The Times had earlier reported that “an Iranian military vessel stationed in the Red Sea was damaged by an apparent Israeli mine attack on Tuesday.” It went on to helpfully explain, in the second paragraph, that the attack on the ship, Saviz, “came as progress was reported on the first day of talks to revive American participation in the 2015 nuclear agreement between Iran and major world powers.”
According to the Haaretz account, the leak to the Times was made one day before the naval attack — a complex operation that involved top Israeli commando units — was to take place. (The paper described the attack against the Revolutionary Guards-owned intelligence-gathering ship as an attempt “to curtail the Iranian foothold in Syria and other countries in the region.”)
Once Israeli officials became aware of the leak the operation was postponed, so as to avoid IDF casualties. The leaker, according to the Israeli paper, then asked the Times to hold the story. And the story was indeed published only several hours after the operation took place.

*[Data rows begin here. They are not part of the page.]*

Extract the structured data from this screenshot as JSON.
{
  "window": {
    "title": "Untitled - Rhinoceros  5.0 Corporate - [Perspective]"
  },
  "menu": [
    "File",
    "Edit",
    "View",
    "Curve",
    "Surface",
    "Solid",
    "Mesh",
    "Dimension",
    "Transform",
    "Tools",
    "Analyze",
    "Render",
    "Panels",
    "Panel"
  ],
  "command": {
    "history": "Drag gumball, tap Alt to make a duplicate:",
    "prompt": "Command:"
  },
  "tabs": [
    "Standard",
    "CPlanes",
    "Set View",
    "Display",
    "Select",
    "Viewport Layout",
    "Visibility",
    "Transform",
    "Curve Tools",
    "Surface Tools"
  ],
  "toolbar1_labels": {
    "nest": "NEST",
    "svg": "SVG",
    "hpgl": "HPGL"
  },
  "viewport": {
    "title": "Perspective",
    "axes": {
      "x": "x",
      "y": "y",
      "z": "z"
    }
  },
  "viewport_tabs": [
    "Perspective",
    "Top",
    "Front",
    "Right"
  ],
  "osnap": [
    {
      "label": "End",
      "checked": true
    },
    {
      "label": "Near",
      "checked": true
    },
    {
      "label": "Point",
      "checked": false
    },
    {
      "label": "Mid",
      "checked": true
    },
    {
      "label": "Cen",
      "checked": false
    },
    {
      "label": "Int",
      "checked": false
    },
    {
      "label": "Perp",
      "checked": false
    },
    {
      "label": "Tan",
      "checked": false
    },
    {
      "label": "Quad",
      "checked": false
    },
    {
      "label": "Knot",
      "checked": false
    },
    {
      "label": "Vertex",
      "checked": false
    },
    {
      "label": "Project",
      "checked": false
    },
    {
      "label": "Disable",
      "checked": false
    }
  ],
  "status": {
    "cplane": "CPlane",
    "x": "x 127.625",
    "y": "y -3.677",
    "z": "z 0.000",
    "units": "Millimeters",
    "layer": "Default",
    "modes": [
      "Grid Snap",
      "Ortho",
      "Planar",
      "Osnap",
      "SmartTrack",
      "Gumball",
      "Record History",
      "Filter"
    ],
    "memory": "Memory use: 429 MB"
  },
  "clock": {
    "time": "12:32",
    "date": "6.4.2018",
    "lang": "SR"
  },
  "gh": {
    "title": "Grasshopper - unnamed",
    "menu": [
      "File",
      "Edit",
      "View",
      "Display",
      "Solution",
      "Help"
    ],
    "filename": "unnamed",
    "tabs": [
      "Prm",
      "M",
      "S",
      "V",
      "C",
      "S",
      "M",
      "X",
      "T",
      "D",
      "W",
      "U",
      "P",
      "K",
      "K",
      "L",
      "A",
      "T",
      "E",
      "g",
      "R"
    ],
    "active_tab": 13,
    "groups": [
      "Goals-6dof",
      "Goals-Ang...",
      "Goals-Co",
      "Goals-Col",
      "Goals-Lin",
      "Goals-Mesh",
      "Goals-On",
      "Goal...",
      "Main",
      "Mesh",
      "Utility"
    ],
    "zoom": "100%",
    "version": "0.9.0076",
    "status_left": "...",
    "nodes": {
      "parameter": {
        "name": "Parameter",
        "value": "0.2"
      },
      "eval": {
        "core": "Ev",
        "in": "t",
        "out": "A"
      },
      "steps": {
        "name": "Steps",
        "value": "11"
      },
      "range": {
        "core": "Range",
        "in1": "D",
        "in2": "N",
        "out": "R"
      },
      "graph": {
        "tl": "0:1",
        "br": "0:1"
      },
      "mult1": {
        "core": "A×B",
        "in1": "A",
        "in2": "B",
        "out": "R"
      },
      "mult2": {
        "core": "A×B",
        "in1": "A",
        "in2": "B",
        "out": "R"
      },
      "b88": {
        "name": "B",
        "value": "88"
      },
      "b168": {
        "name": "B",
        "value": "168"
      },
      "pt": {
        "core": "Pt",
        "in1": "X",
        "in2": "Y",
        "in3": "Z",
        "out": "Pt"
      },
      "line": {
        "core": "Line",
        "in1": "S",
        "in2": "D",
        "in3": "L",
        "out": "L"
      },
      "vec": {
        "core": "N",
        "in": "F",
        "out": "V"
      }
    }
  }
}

Over the weekend, Hebrew-language social media was filled with speculation as to the identity of the leaker, with the chief of theMossad, Yossi Cohen, as prime suspect. If so, it is a “scandal,” a widely followed Israeli-based reporter, Barak Ravid, opined on Twitter.
Yossi Melman, a veteran intelligence reporter, issued several tweets lashing out at the leaker, whom he didn’t identify. Such an operation, he noted, would be approved by Mr. Netanyahu and Defense Minister Benny Gantz. It would be known to only a small number of top security officials, among them the Army Chief of Staff and the heads of three intelligence units, including the Mossad’s Mr. Cohen.
And, he added, the Israeli Attache in Washington would perhaps be in on it too.
In a Hebrew-language radio interview, Ronen Bergman, one of the reporters in the Times’ story timeline, noted the newspaper reported that the American administration was notified only after the attack took place. “We don’t lie to our readers,” he maintain. In the Times story, Israeli officials declined comment. The only sources cited — and they were anonymous — are American officials.
Sure, it’s entirely possible the leaker was Mr. Cohen, who is said to be friendly with the Times’s Mr. Bergman. Some ISraelis suspect his motivation was to help his boss, Mr. Netayahu, who is under much pressure after failing to secure a majority in last month’s election and last week’s start of a trial on corruption charges.
Then again, it’s not hard to imagine the Biden administration playing a role in such leaks. In 2013, Israel complained, publicly and in direct messages to top officials of the Obama administration, about press leaks from the White House regarding IDF air attacks in Syria. Those leaks, Jerusalem said at the time, endangered Israeli pilots. Now the Biden administration is swinging against Israel and toward Iran.
And remember: Back in 2013, American diplomats were then already involved in the secret negotiations that led to the 2015 nuclear deal with the Islamic Republic.
So yes, it wouldn’t be out of character for top Israeli officials to brag about military successes. Yet, considering that the Times framed last week’s story as an attempt to undermine the Biden administration’s efforts to revive that 2015 deal, it is also possible the leak came from America’s side of the ocean.